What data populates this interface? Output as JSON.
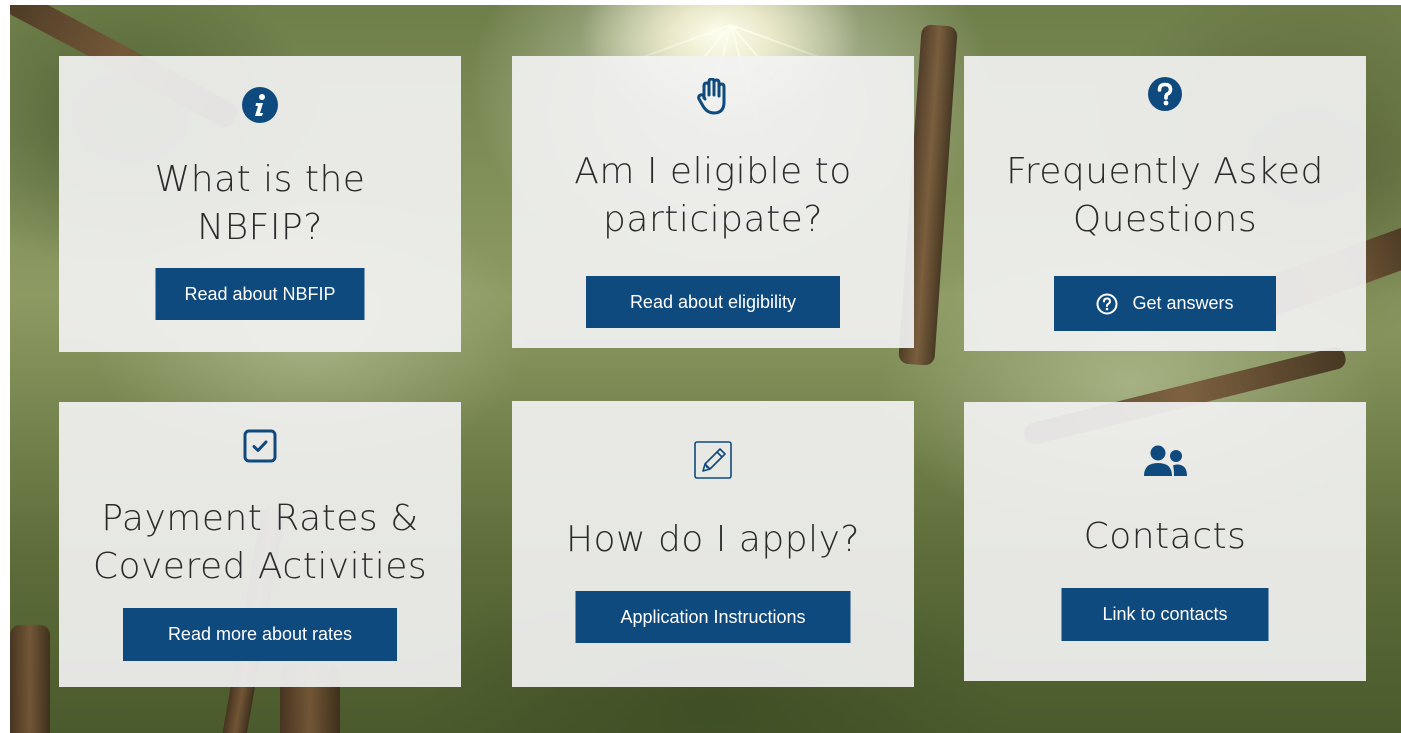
{
  "colors": {
    "accent": "#0f4a7e",
    "card_background": "#f2f2f2",
    "title_text": "#2a2a2a",
    "button_text": "#ffffff"
  },
  "cards": [
    {
      "icon": "info-circle-icon",
      "title_line1": "What is the",
      "title_line2": "NBFIP?",
      "button_label": "Read about NBFIP"
    },
    {
      "icon": "raised-hand-icon",
      "title_line1": "Am I eligible to",
      "title_line2": "participate?",
      "button_label": "Read about eligibility"
    },
    {
      "icon": "question-circle-icon",
      "title_line1": "Frequently Asked",
      "title_line2": "Questions",
      "button_label": "Get answers",
      "button_icon": "question-circle-outline-icon"
    },
    {
      "icon": "checked-box-icon",
      "title_line1": "Payment Rates &",
      "title_line2": "Covered Activities",
      "button_label": "Read more about rates"
    },
    {
      "icon": "pencil-square-icon",
      "title_line1": "How do I apply?",
      "button_label": "Application Instructions"
    },
    {
      "icon": "users-icon",
      "title_line1": "Contacts",
      "button_label": "Link to contacts"
    }
  ]
}
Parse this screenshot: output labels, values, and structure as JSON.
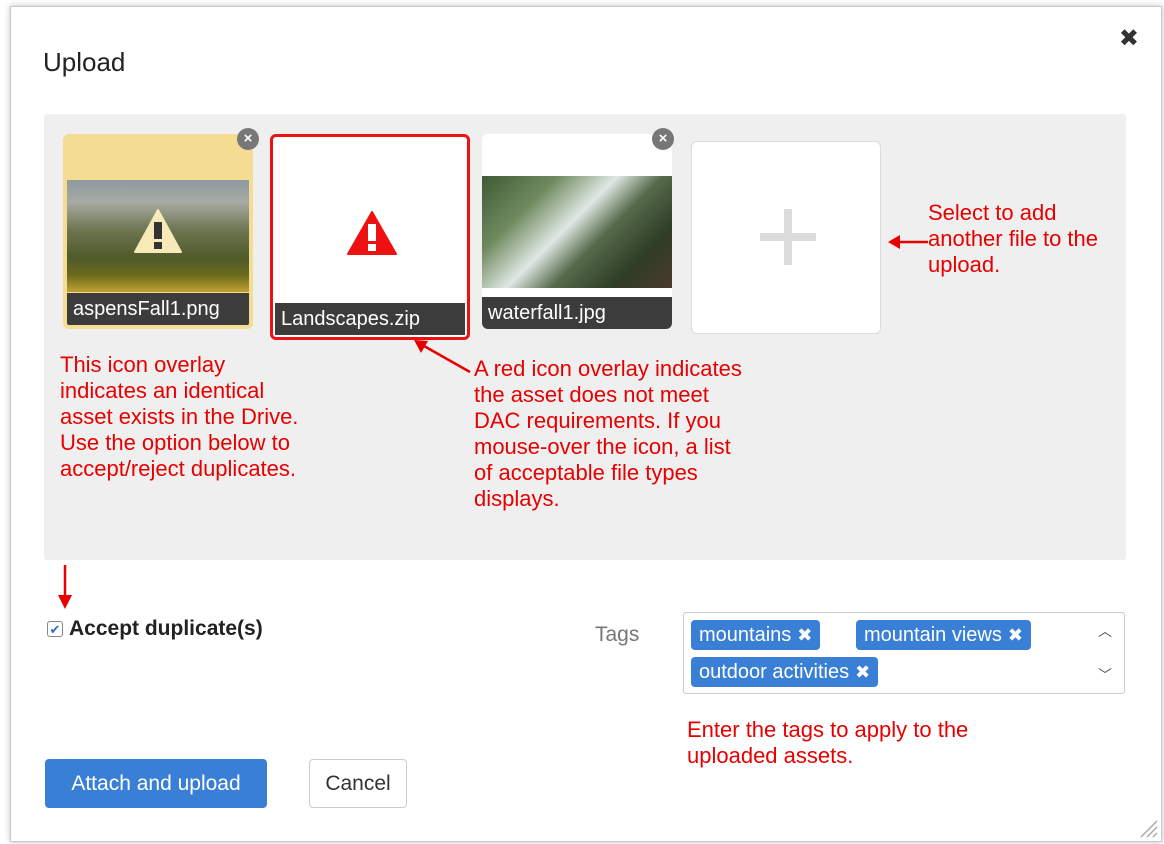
{
  "dialog": {
    "title": "Upload",
    "close_icon": "✖"
  },
  "files": [
    {
      "name": "aspensFall1.png",
      "status": "warning",
      "icon": "warning-triangle-icon"
    },
    {
      "name": "Landscapes.zip",
      "status": "error",
      "icon": "warning-triangle-icon"
    },
    {
      "name": "waterfall1.jpg",
      "status": "ok",
      "icon": ""
    }
  ],
  "add_tile": {
    "icon": "plus-icon"
  },
  "annotations": {
    "duplicate": "This icon overlay indicates an identical asset exists in the Drive. Use the option below to accept/reject duplicates.",
    "error": "A red icon overlay indicates the asset does not meet DAC requirements. If you mouse-over the icon, a list of acceptable file types displays.",
    "add": "Select to add another file to the upload.",
    "tags": "Enter the tags to apply to the uploaded assets."
  },
  "options": {
    "accept_duplicates_label": "Accept duplicate(s)",
    "accept_duplicates_checked": true
  },
  "tags": {
    "label": "Tags",
    "items": [
      "mountains",
      "mountain views",
      "outdoor activities"
    ]
  },
  "buttons": {
    "attach": "Attach and upload",
    "cancel": "Cancel"
  },
  "colors": {
    "accent": "#3a7fd6",
    "error": "#ee1111",
    "warning_border": "#f4dc92",
    "annotation": "#e60000"
  }
}
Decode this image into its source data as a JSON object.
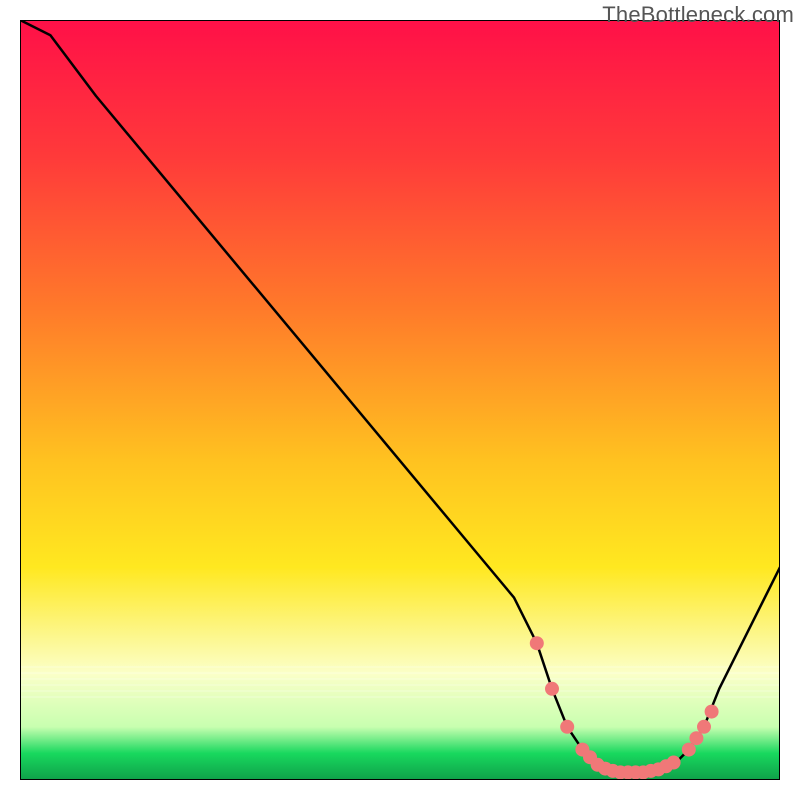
{
  "watermark": "TheBottleneck.com",
  "colors": {
    "gradient_top": "#ff1048",
    "gradient_upper_orange": "#ff7a2a",
    "gradient_mid_yellow": "#ffe820",
    "gradient_pale": "#fbffc8",
    "gradient_green": "#18d85e",
    "gradient_green_dark": "#0fa049",
    "black": "#000000",
    "marker": "#f07878"
  },
  "chart_data": {
    "type": "line",
    "title": "",
    "xlabel": "",
    "ylabel": "",
    "xlim": [
      0,
      100
    ],
    "ylim": [
      0,
      100
    ],
    "series": [
      {
        "name": "bottleneck-curve",
        "x": [
          0,
          4,
          10,
          20,
          30,
          40,
          50,
          60,
          65,
          68,
          70,
          72,
          74,
          76,
          78,
          80,
          82,
          84,
          86,
          88,
          90,
          92,
          95,
          100
        ],
        "y": [
          100,
          98,
          90,
          78,
          66,
          54,
          42,
          30,
          24,
          18,
          12,
          7,
          4,
          2,
          1.2,
          1,
          1,
          1.2,
          2,
          4,
          7,
          12,
          18,
          28
        ]
      }
    ],
    "markers": {
      "name": "highlight-dots",
      "x": [
        68,
        70,
        72,
        74,
        75,
        76,
        77,
        78,
        79,
        80,
        81,
        82,
        83,
        84,
        85,
        86,
        88,
        89,
        90,
        91
      ],
      "y": [
        18,
        12,
        7,
        4,
        3,
        2,
        1.5,
        1.2,
        1,
        1,
        1,
        1,
        1.2,
        1.4,
        1.8,
        2.3,
        4,
        5.5,
        7,
        9
      ]
    }
  }
}
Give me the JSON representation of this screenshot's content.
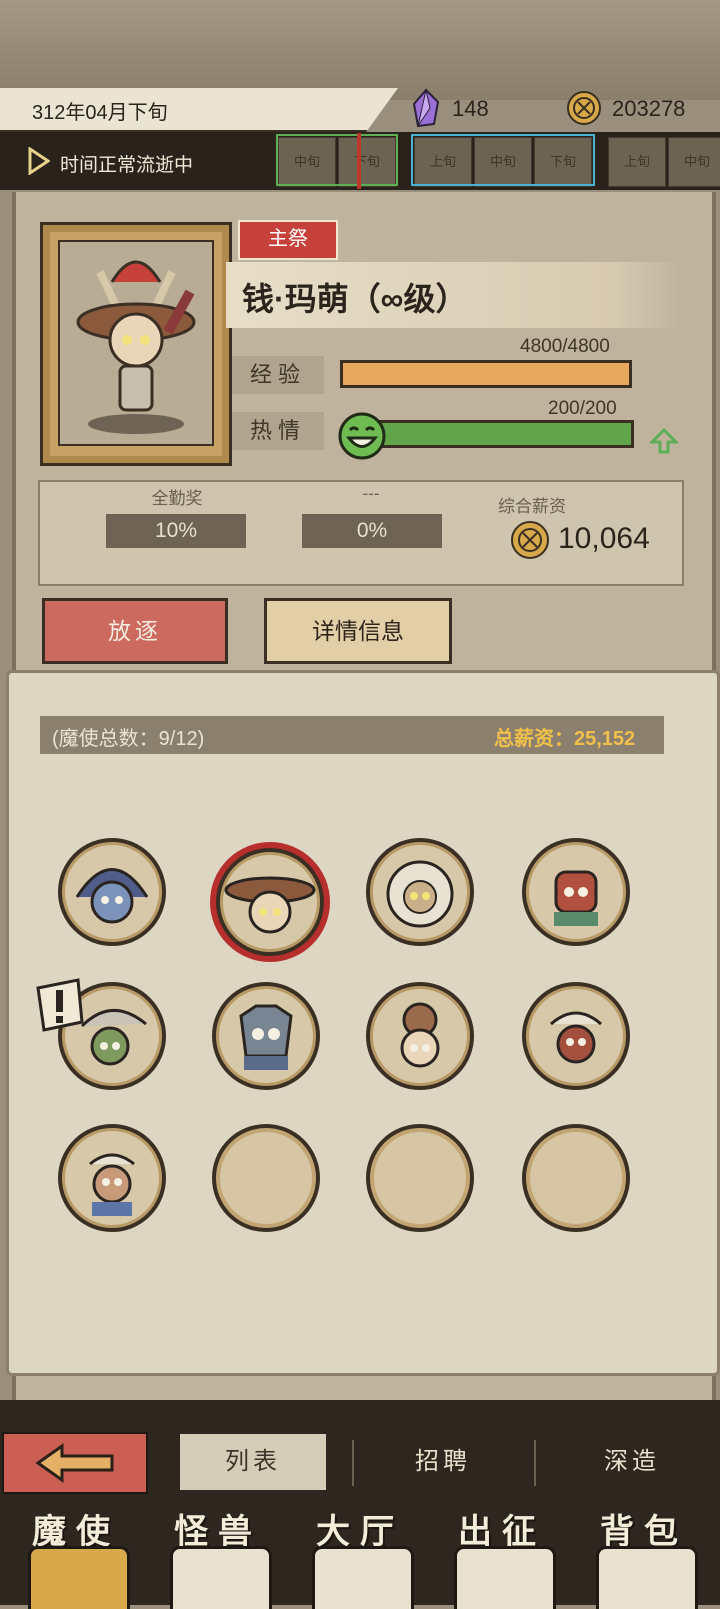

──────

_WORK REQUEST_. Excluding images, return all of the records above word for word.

_REPLY TO THE TASK_.
What data populates this interface? Output as JSON.
{
  "colors": {
    "accent": "#0f4a7e",
    "card_background": "#f2f2f2",
    "title_text": "#2a2a2a",
    "button_text": "#ffffff"
  },
  "cards": [
    {
      "icon": "info-circle-icon",
      "title_line1": "What is the",
      "title_line2": "NBFIP?",
      "button_label": "Read about NBFIP"
    },
    {
      "icon": "raised-hand-icon",
      "title_line1": "Am I eligible to",
      "title_line2": "participate?",
      "button_label": "Read about eligibility"
    },
    {
      "icon": "question-circle-icon",
      "title_line1": "Frequently Asked",
      "title_line2": "Questions",
      "button_label": "Get answers",
      "button_icon": "question-circle-outline-icon"
    },
    {
      "icon": "checked-box-icon",
      "title_line1": "Payment Rates &",
      "title_line2": "Covered Activities",
      "button_label": "Read more about rates"
    },
    {
      "icon": "pencil-square-icon",
      "title_line1": "How do I apply?",
      "button_label": "Application Instructions"
    },
    {
      "icon": "users-icon",
      "title_line1": "Contacts",
      "button_label": "Link to contacts"
    }
  ]
}
Parse this screenshot: output labels, values, and structure as JSON.
{
  "dialog": {
    "title": "Upload",
    "close_icon": "✖"
  },
  "files": [
    {
      "name": "aspensFall1.png",
      "status": "warning",
      "icon": "warning-triangle-icon"
    },
    {
      "name": "Landscapes.zip",
      "status": "error",
      "icon": "warning-triangle-icon"
    },
    {
      "name": "waterfall1.jpg",
      "status": "ok",
      "icon": ""
    }
  ],
  "add_tile": {
    "icon": "plus-icon"
  },
  "annotations": {
    "duplicate": "This icon overlay indicates an identical asset exists in the Drive. Use the option below to accept/reject duplicates.",
    "error": "A red icon overlay indicates the asset does not meet DAC requirements. If you mouse-over the icon, a list of acceptable file types displays.",
    "add": "Select to add another file to the upload.",
    "tags": "Enter the tags to apply to the uploaded assets."
  },
  "options": {
    "accept_duplicates_label": "Accept duplicate(s)",
    "accept_duplicates_checked": true
  },
  "tags": {
    "label": "Tags",
    "items": [
      "mountains",
      "mountain views",
      "outdoor activities"
    ]
  },
  "buttons": {
    "attach": "Attach and upload",
    "cancel": "Cancel"
  },
  "colors": {
    "accent": "#3a7fd6",
    "error": "#ee1111",
    "warning_border": "#f4dc92",
    "annotation": "#e60000"
  }
}
Decode this image into its source data as a JSON object.
{
  "watermark": "TheBottleneck.com",
  "colors": {
    "gradient_top": "#ff1048",
    "gradient_upper_orange": "#ff7a2a",
    "gradient_mid_yellow": "#ffe820",
    "gradient_pale": "#fbffc8",
    "gradient_green": "#18d85e",
    "gradient_green_dark": "#0fa049",
    "black": "#000000",
    "marker": "#f07878"
  },
  "chart_data": {
    "type": "line",
    "title": "",
    "xlabel": "",
    "ylabel": "",
    "xlim": [
      0,
      100
    ],
    "ylim": [
      0,
      100
    ],
    "series": [
      {
        "name": "bottleneck-curve",
        "x": [
          0,
          4,
          10,
          20,
          30,
          40,
          50,
          60,
          65,
          68,
          70,
          72,
          74,
          76,
          78,
          80,
          82,
          84,
          86,
          88,
          90,
          92,
          95,
          100
        ],
        "y": [
          100,
          98,
          90,
          78,
          66,
          54,
          42,
          30,
          24,
          18,
          12,
          7,
          4,
          2,
          1.2,
          1,
          1,
          1.2,
          2,
          4,
          7,
          12,
          18,
          28
        ]
      }
    ],
    "markers": {
      "name": "highlight-dots",
      "x": [
        68,
        70,
        72,
        74,
        75,
        76,
        77,
        78,
        79,
        80,
        81,
        82,
        83,
        84,
        85,
        86,
        88,
        89,
        90,
        91
      ],
      "y": [
        18,
        12,
        7,
        4,
        3,
        2,
        1.5,
        1.2,
        1,
        1,
        1,
        1,
        1.2,
        1.4,
        1.8,
        2.3,
        4,
        5.5,
        7,
        9
      ]
    }
  }
}
Give me the JSON representation of this screenshot's content.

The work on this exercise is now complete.